Women writers in the early centuries of publishing (15th to the early part of the 20th century) most times had to conceal their sex to get their works published. And so they would create a masculine name for themselves or be annonomyous or if they were daring- "A Lady".and mail their work in and it would be judged on their talent not their sex.
Remember, women were not considered fully human in the United States until 1889! And this issue was pressed because women would be in a bad marriage and to leave would mean leaving EVERYTHING and EVERYONE. Their children. Money, land, possessions that was from their family. Their husband would become owner of all when they married and even if the marriage failed the husband took everything. Tragic. So when you think about how marriages seemed work better in the "olden days"...
Another reason women would hide the fact they were writers...it was frowned upon by society, she might be labeled a "blue nose" and then never get a husband! Oh, dear. Many thought education the female sex would ruin them and a waste of time and money.

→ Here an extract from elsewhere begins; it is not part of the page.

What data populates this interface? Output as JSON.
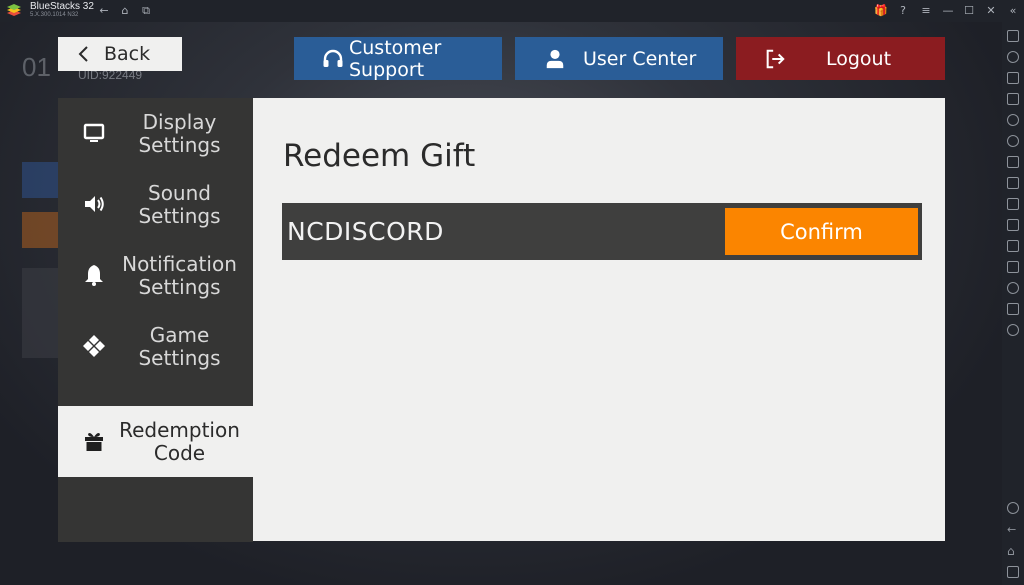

Born this day in 1850, Mary Noailles Murfree was born. Considered one of the "first significant" fiction writers about Appalachia. Her characters were based on the post Civil War folks and captured the "local colour". Ms. Murfree wrote novels and short stories for the Atlantic Monthly. Her pen name? Mr. Charles Egbert Craddock. Ms. Murfree revealed her sex to her editor at the Atlantic Monthly five into the working relationship. My, my. Mary Murfree died July 31, 1920.

You can read her short stories and novels at e-book@ProjectGutenburg.